Our traveller's next excursion appears to have been from Cairo into the peninsula of Arabia, for the purpose of visiting the holy cities of Mecca and Medina; in the former of which he resided between four and five months, making his observations secure under the character of a Mahommedan Hadjé or pilgrim, and with all tho advantage of the perfect knowledge which he had now acquired in the religion, language and inanners of the inbabitants. His residence in this part of the east necessarily brought him into contact with the Wababees; and the Association have received from bim, besides a full description of Mecca, and of the early and recent superstitions of that part of the world, a very elaborate account of the rise and progress of this extraordinary sect of Mahommedan puritans, comprehending the whole of their political history from the foundation of the sect, between fifty and sixty years ago, by Abd El Wahab and Mohammed Ibn Saoud, to the peace between Abdullah Ibn Saoud and Tooson Pasha, ou the part of Mohammed Ali, pashaw of Egypt, in 1815.
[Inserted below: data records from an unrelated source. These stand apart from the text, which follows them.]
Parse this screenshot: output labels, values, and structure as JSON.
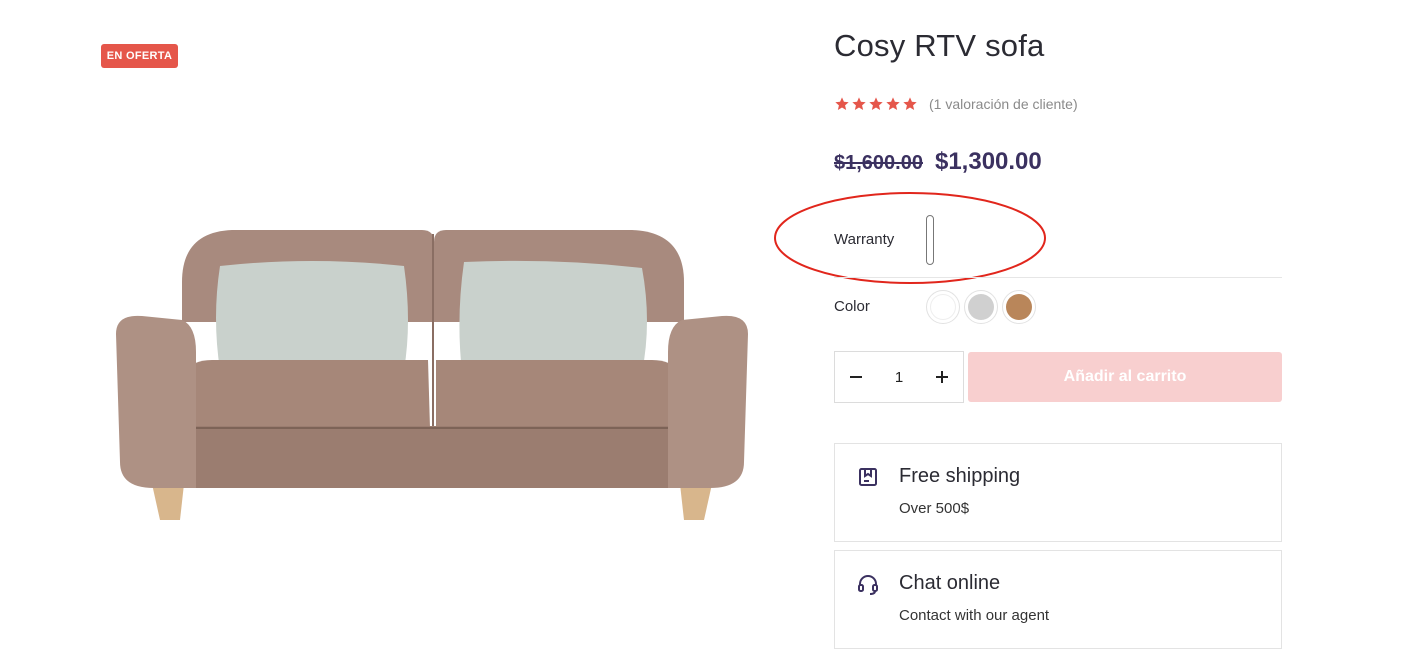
{
  "badge": {
    "sale": "EN OFERTA"
  },
  "product": {
    "title": "Cosy RTV sofa",
    "rating": 5,
    "rating_max": 5,
    "review_text": "(1 valoración de cliente)",
    "old_price": "$1,600.00",
    "new_price": "$1,300.00"
  },
  "options": {
    "warranty_label": "Warranty",
    "warranty_value": "",
    "color_label": "Color",
    "colors": [
      "#ffffff",
      "#d0d0d0",
      "#b9865a"
    ]
  },
  "cart": {
    "quantity": "1",
    "minus_label": "−",
    "plus_label": "+",
    "add_to_cart_label": "Añadir al carrito"
  },
  "features": [
    {
      "title": "Free shipping",
      "subtitle": "Over 500$",
      "icon": "shipping-box-icon"
    },
    {
      "title": "Chat online",
      "subtitle": "Contact with our agent",
      "icon": "headset-icon"
    }
  ],
  "colors": {
    "badge": "#e5564a",
    "star": "#e5564a",
    "price": "#3b3160",
    "button_disabled": "#f8cfcf",
    "annotation": "#e1261c"
  }
}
The last excursion of Mr. Burckhardt was from Cairo to Mount Sinai and the eastern head of the Red Sea. The journal of this interesting tour is interspersed with a variety of historical notices on the former state of the country, and annexed to it is a memoir of the wanderings of the Israelites on their departure from the land of Pharoah.
Besides these works, we are happy to learn that the Association are also in possession of a variety of notices on the interior of Africa, with several vocabularies of African languages, collected from the natives who visited Egypt during Mr. Burckhardt's detention ju that country. There is also a series of nine hundred and ninetynine Arabic proverbs, in the original language, together with English translations and illustrations of the various allusions contained in them; to these is added a literal and spirited translation of a burlesque epic poem in the vulgar dialect of Cairo; the subject of which is a contest between wine and bast, the latter being a generic term for all the intoxicating substances composed of the leaves of the hemp-flower and opium, whether in the form of pastes, pills, or sweetmeats.
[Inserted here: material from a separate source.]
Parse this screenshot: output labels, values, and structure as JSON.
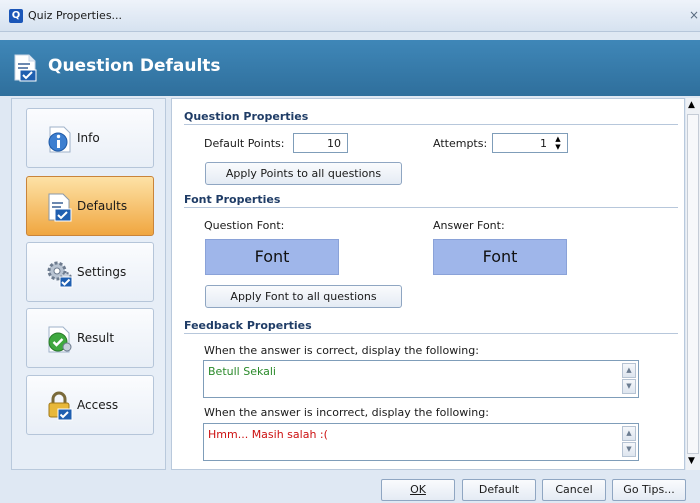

Such are a small part of the labours of this extraordinary person, whose accomplishments and perseverance were such as could not have failed, had he lived, to place him high in the ranks of the most distinguished travellers of this or indeed any age. He has in fact left behind him materials which have scarcely ever been equalled by any of his predecessors for the interest and importance of the subjects, the extent of his observations, and for the elegance even of his style, though written in a foreign idiom.
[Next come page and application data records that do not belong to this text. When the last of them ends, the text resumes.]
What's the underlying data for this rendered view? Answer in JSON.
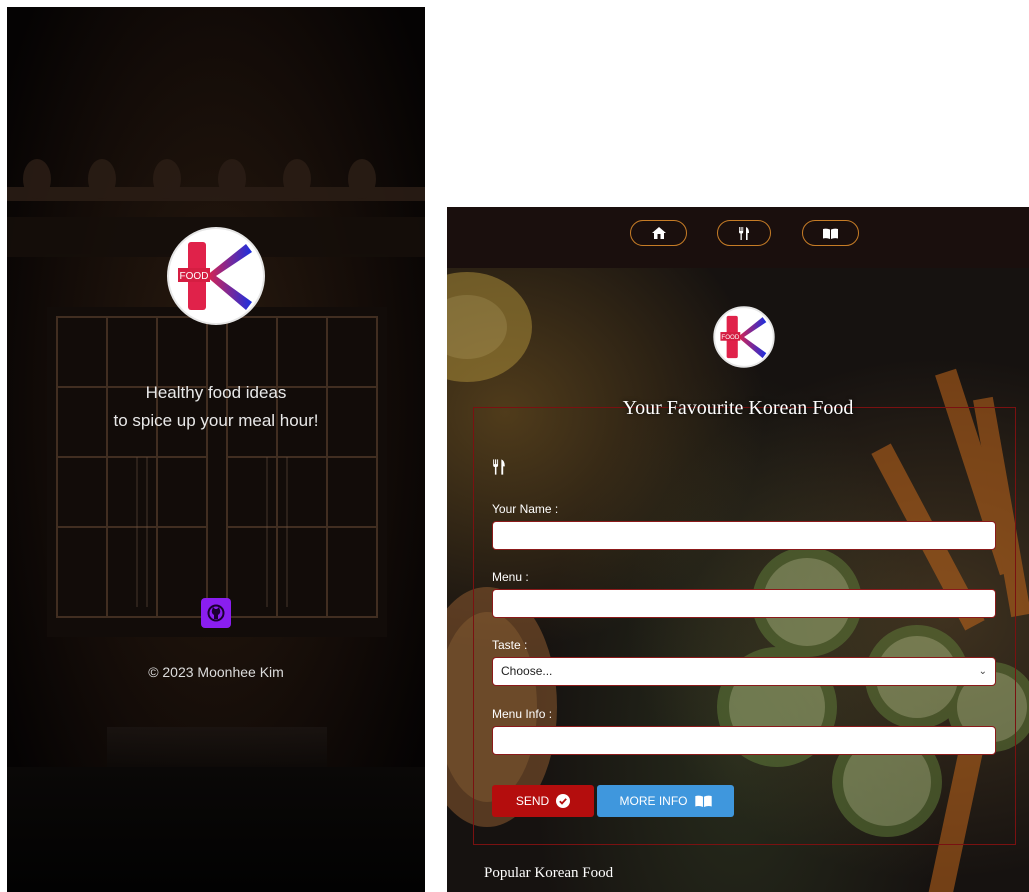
{
  "left_screen": {
    "logo_text": "FOOD",
    "tagline_line1": "Healthy food ideas",
    "tagline_line2": "to spice up your meal hour!",
    "github_icon": "github-icon",
    "copyright": "© 2023 Moonhee Kim"
  },
  "right_screen": {
    "nav": {
      "items": [
        {
          "icon": "home-icon"
        },
        {
          "icon": "utensils-icon"
        },
        {
          "icon": "book-icon"
        }
      ],
      "accent": "#c67c26"
    },
    "logo_text": "FOOD",
    "form": {
      "title": "Your Favourite Korean Food",
      "section_icon": "utensils-icon",
      "name_label": "Your Name :",
      "name_value": "",
      "menu_label": "Menu :",
      "menu_value": "",
      "taste_label": "Taste :",
      "taste_selected": "Choose...",
      "menu_info_label": "Menu Info :",
      "menu_info_value": "",
      "send_label": "SEND",
      "more_info_label": "MORE INFO"
    },
    "popular_heading": "Popular Korean Food"
  },
  "colors": {
    "send_button": "#b40d0d",
    "more_info_button": "#3f97dd",
    "github_button": "#8a1ef0",
    "fieldset_border": "#7a1111"
  }
}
The close of Mr. Burckhardt's last work, we understand, is brought down to the 25th March, 1817, when the approaching summer seemed to offer to him the pleasing prospect of a caravan destined to Mourzouk, a route which he had long before decided on as the most likely to conduct towards that point which had now for many years been the principal object of his life. His expressions on this oc